Friday, 11 February 2011
Wednesday, 9 February 2011
Tuesday, 8 February 2011
The woman in the picture above is Nancy Spungen, one of my all time favourite people. Ever. Yes, she looks slightly OTT in this picture but that was because she was a rock star and didn't give a fuck. So, ignoring the obscene amount of makeup, notice how she's wearing skin-tight leopard print, how her curly peroxide crop is suspiciously like an unkempt version of Marilyn Monroe's and how, if her makeup was toned down, it wouldn't just be similar to a burlesque star's, it would be identical to that of a performer.
- A Halloween ad being banned due to "fairly overt sexual references in terms of sound effects".
- One ad being banned for including a nursery rhyme, as it would apparently attract children to the brand. (Oh come on, as if most kids aren't hardcore porn users by the age of 12 anyway, it's banning sex that gets them interested if you ask me.)
- In 2006, Muslim groups complained about the release of a blow up doll named Mustafa Shag, claiming that the doll was offensive to Muslims as Mustafa was one of the names given to the Prophet Mohamed. (Fair enough).
Here's the full article about the blow up doll:
He was famous for his powers of ridicule, comic, puns and satire (the word 'burlesque' actually comes from the word 'burlare', which means 'to laugh at, to make fun of'). In his plays, he made fun of real-life enemies and, although all actors in classical Athens at that time wore masks when they performed, Aristophane's masks were not of stereotypical characters but of real people, thus all the easier to make fun of due to the fact that they could be easily identified.
Just as in burlesque today, the audience was often drawn into the action, whether with seductive involvement or mockery. Dirty jokes, teasing and music were also implimented in his plays.
But the one play which many, including the current Queen of Burlesque, Dita Von Teese, believe to be the one to watch, is called 'Lysistrata' which tells of the wives of Athenian soldiers hiding away in the Acropolis, refusing their husbands sex until the execution of the Peloponnesian War. The play is notable for its exposé of sexual relations in a male-dominated society and for its use of explicit obscenities.
Not only is this a fine example of female power in ancient civilisation but, as Dita mentions in her book, these woman are teasing their husbands, guiding their minds towards sex and then locking it away, just as a good burlesque performer does.
It may be a primitive form of burlesque but, just as Calvinism gave societies the attitudes needed for Capitalism, Aristophanes gave the world the attitude it needed for the birth of burlesque.
Burlesque, The Art of the Teese - Dita Von Teese
Monday, 7 February 2011
Now, you may have noticed, in the URL, I have spelt "Lee" incorrectly.

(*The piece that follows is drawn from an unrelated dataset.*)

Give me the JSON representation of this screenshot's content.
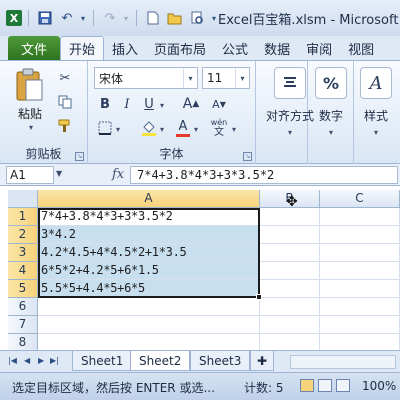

This is intentional, as some of you may already know, my name is Danielle Rose Leigh, so I had a bit of a play around with it to make the blog feel a bit closer to home.
Anyway, many people have heard of this girl, but few know just why she was so special. Here are a few reasons:
- In the 1930's & 1940's, when she was at her prime, she spent obscene amounts of money on her costumes, paying a couture designer, Charles James, who also designed for royalty and film stars, to make her clothes in exactly the way she wanted them.
- She insisted on Louis Vuitton trunks for her costumes and a custom-designed Rolls Royce in which to arrive at her bookings, and all because for her, burlesque was about creating a fantasy and not being the girl next door.
- Whenever she performed, she received an enormous basket of flowers over the stage lights from "Anonymous", while everyone else suffered booing and hate mail. It wasn't long before Gypsy found out that her mother was behind the flowers and the hate mail: it was at this point that she discovered the art of publicity.
- She was also famous for chatting her punters up directly, but at the same time mocking them, teasing them by only showing a flash of bare hip bone before giggling and running behind the curtain. Word has it that she got the audience so riled up, she didn't have to strip.
Why do I admire her? Because she didn't blend in. She didn't indulge in opium, as many of her peers did, as she felt that it would make her lose her sparkle and fail to stand out. She was also savvy about becoming a household name, what with the publicity stunt of the flowers and wearing the occassional floor-length cape made entirely of real orchids to attract even more attention to herself.
Gypsy knew how to get what she wanted and cast a spell on the audience, turning the dribbling gentlemen into her toys, rather than succumbing to being their plaything.
(I gathered this information from Burlesque and the Art of the Teese by Dita Von Teese.)
I'm not trying to educate anyone else about the art of burlesque because I'm no expert, this is simply a record of one of three things that interests me (the other two being literature and psychology). xx